BARROW'S shipyard workers are trying their 'damnedest' to deliver the next generations of nuclear submarines amid criticism of delays.

Union boss Ian Waddell, paid tribute to the thousands of workers building the Dreadnought and Astute programmes of nuclear submarines at Barrow's shipyard.

He spoke at the at of parliament's Defence Committee after one MP criticised delays in delivery of Astute submarines.

Conservative MP Mark Francois said: "The Astute programme is not an encouraging precursor to the Dreadnought programme because if Dreadnought goes anything like Astute we'll lose continuity of the continuous at sea deterrent.

"That's why the committee is particularly concerned.
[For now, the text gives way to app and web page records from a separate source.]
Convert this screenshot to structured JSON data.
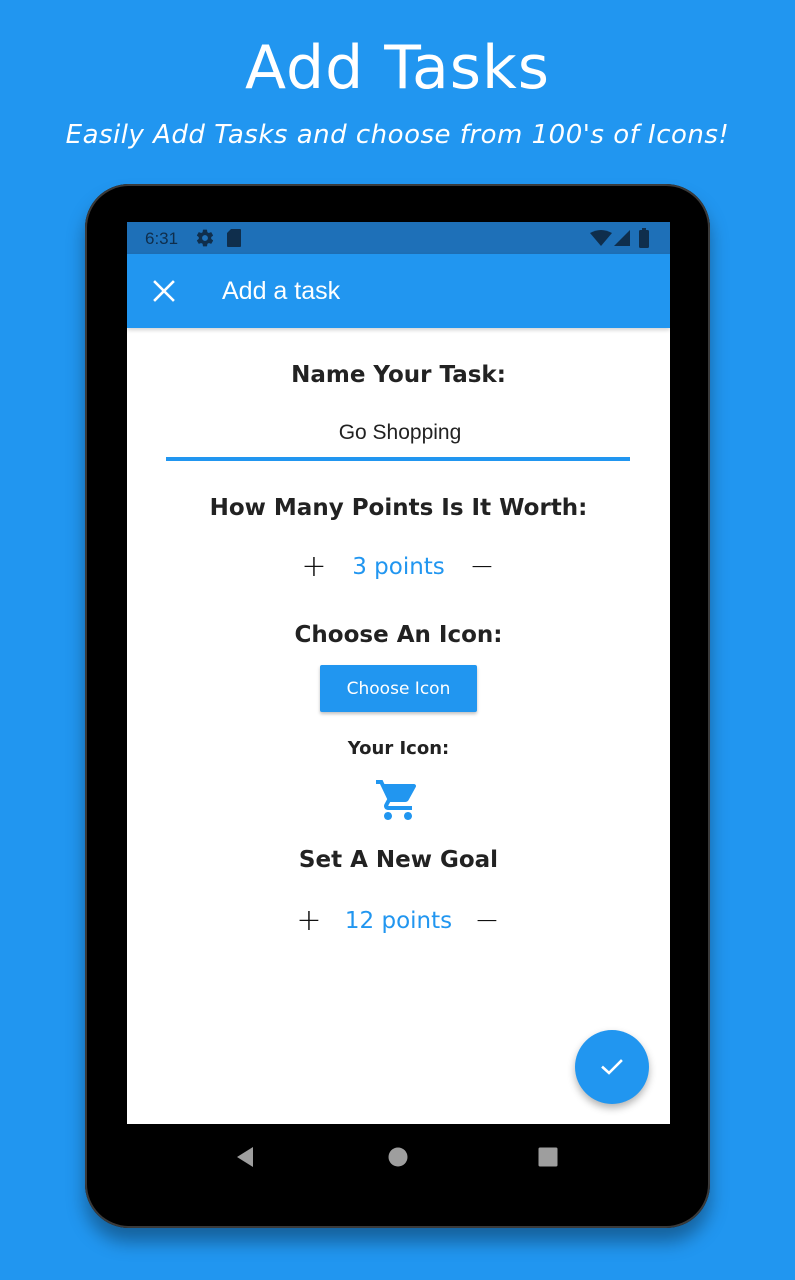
{
  "promo": {
    "title": "Add Tasks",
    "subtitle": "Easily Add Tasks and choose from 100's of Icons!"
  },
  "status_bar": {
    "time": "6:31",
    "left_icons": [
      "gear-icon",
      "sd-card-icon"
    ],
    "right_icons": [
      "wifi-icon",
      "cell-signal-icon",
      "battery-icon"
    ]
  },
  "app_bar": {
    "close_icon": "close-icon",
    "title": "Add a task"
  },
  "form": {
    "name_heading": "Name Your Task:",
    "task_name_value": "Go Shopping",
    "points_heading": "How Many Points Is It Worth:",
    "points": {
      "plus_label": "+",
      "value_label": "3 points",
      "value": 3,
      "minus_label": "−"
    },
    "icon_heading": "Choose An Icon:",
    "choose_icon_button": "Choose Icon",
    "your_icon_label": "Your Icon:",
    "selected_icon": "shopping-cart-icon",
    "goal_heading": "Set A New Goal",
    "goal": {
      "plus_label": "+",
      "value_label": "12 points",
      "value": 12,
      "minus_label": "−"
    }
  },
  "fab": {
    "icon": "check-icon"
  },
  "nav_bar": {
    "icons": [
      "back-icon",
      "home-icon",
      "recents-icon"
    ]
  },
  "colors": {
    "background": "#2196F0",
    "primary": "#2196F0",
    "status_bar": "#1E70B8",
    "text_dark": "#222222",
    "nav_icon": "#9e9e9e"
  }
}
"Some of these boats are going to be delivered years later than planned."

But Mr Waddell hit back, saying: "All I know is those 8,000 people in Barrow are doing their absolute damnedest to deliver the boats on time, on schedule and at reasonable cost."
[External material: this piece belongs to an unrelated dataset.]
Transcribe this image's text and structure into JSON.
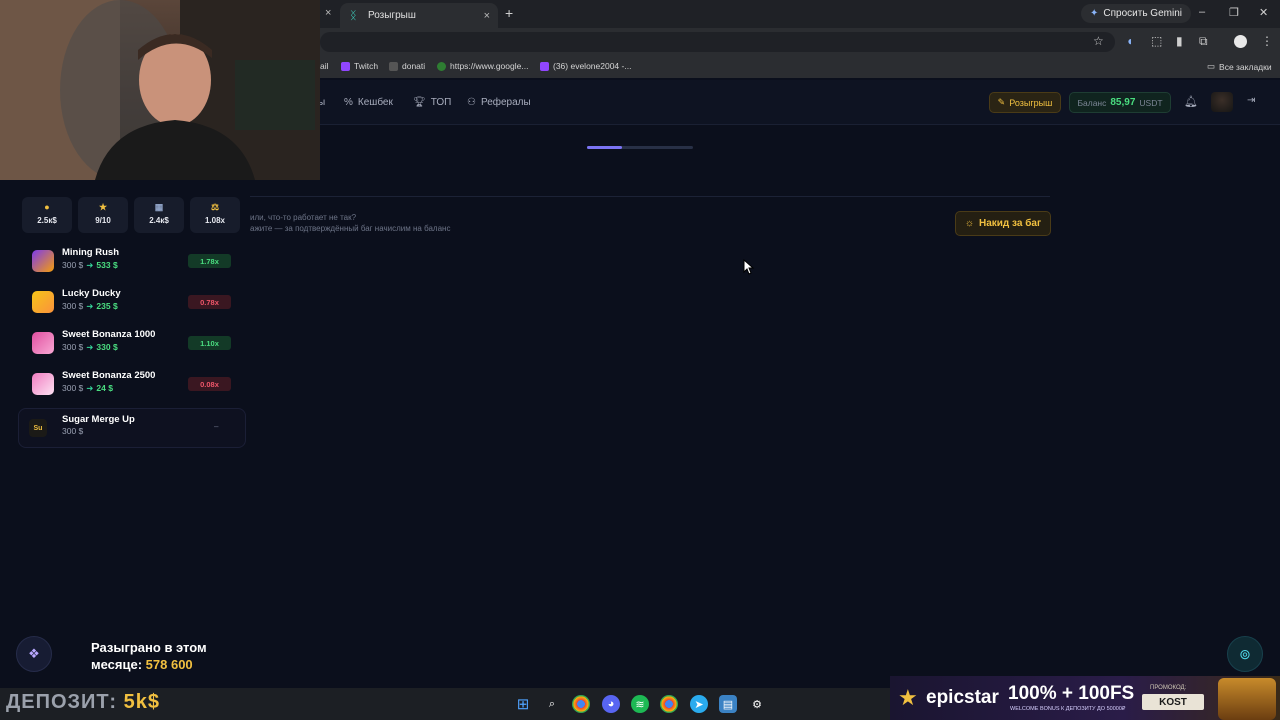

Mr Waddell, the general secretary, Confederation of Shipbuilding and Engineering Unions, said the shipyard needed to be guaranteed long-term orders to deliver more investment and jobs.
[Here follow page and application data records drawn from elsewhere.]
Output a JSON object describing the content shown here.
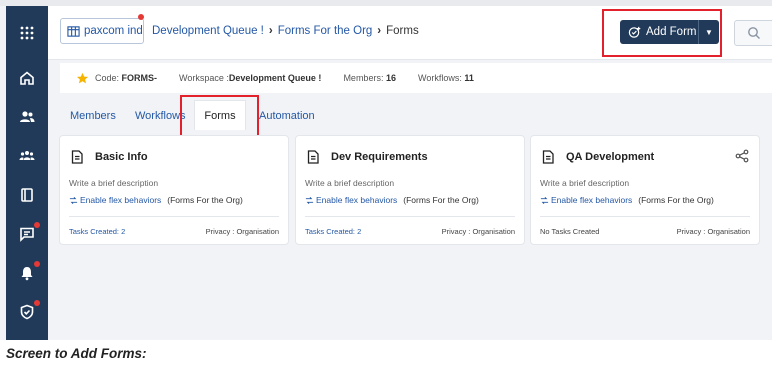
{
  "header": {
    "org_label": "paxcom ind",
    "breadcrumb": [
      "Development Queue !",
      "Forms For the Org",
      "Forms"
    ],
    "add_form_label": "Add Form"
  },
  "info": {
    "code_label": "Code:",
    "code_value": "FORMS-",
    "workspace_label": "Workspace :",
    "workspace_value": "Development Queue !",
    "members_label": "Members:",
    "members_value": "16",
    "workflows_label": "Workflows:",
    "workflows_value": "11"
  },
  "tabs": [
    "Members",
    "Workflows",
    "Forms",
    "Automation"
  ],
  "active_tab": "Forms",
  "cards": [
    {
      "title": "Basic Info",
      "description": "Write a brief description",
      "flex_link": "Enable flex behaviors",
      "flex_context": "(Forms For the Org)",
      "tasks": "Tasks Created: 2",
      "privacy": "Privacy : Organisation"
    },
    {
      "title": "Dev Requirements",
      "description": "Write a brief description",
      "flex_link": "Enable flex behaviors",
      "flex_context": "(Forms For the Org)",
      "tasks": "Tasks Created: 2",
      "privacy": "Privacy : Organisation"
    },
    {
      "title": "QA Development",
      "description": "Write a brief description",
      "flex_link": "Enable flex behaviors",
      "flex_context": "(Forms For the Org)",
      "tasks": "No Tasks Created",
      "privacy": "Privacy : Organisation"
    }
  ],
  "caption": "Screen to Add Forms:",
  "colors": {
    "sidebar": "#213a5a",
    "link": "#2458a6",
    "highlight": "#e3212d",
    "notification_dot": "#e53935",
    "star": "#f4b400"
  },
  "icons": {
    "sidebar": [
      "apps-grid-icon",
      "home-icon",
      "users-icon",
      "team-icon",
      "book-icon",
      "chat-icon",
      "bell-icon",
      "shield-icon"
    ],
    "header": [
      "org-building-icon",
      "add-form-icon",
      "dropdown-caret-icon",
      "search-icon"
    ],
    "cards": [
      "form-doc-icon",
      "flex-behavior-icon",
      "share-icon"
    ],
    "info": "star-icon"
  }
}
He said: "What you need is continuity of workforce, continuity of investment and continuity of the pipeline to keep that drum beat of work going and Barrow should be a lesson to all of us as to how long these problems will go on if you get that wrong."

A report recently revealed that completion of a Barrow-built submarine took more than two years longer than planned, amid concern over major defence projects in Britain.

A review by the National Audit Office (NAO) revealed that just eight major Ministry of Defence (MoD) programmes had between them racked up combined delays of more than 20 years.

The report said the fifth Barrow-built Astute attack submarine was delayed by 25 months, with a 'significant' increase in costs since the start of the contract.

The Ministry of Defence has insisted the Dreadnought programme is on track.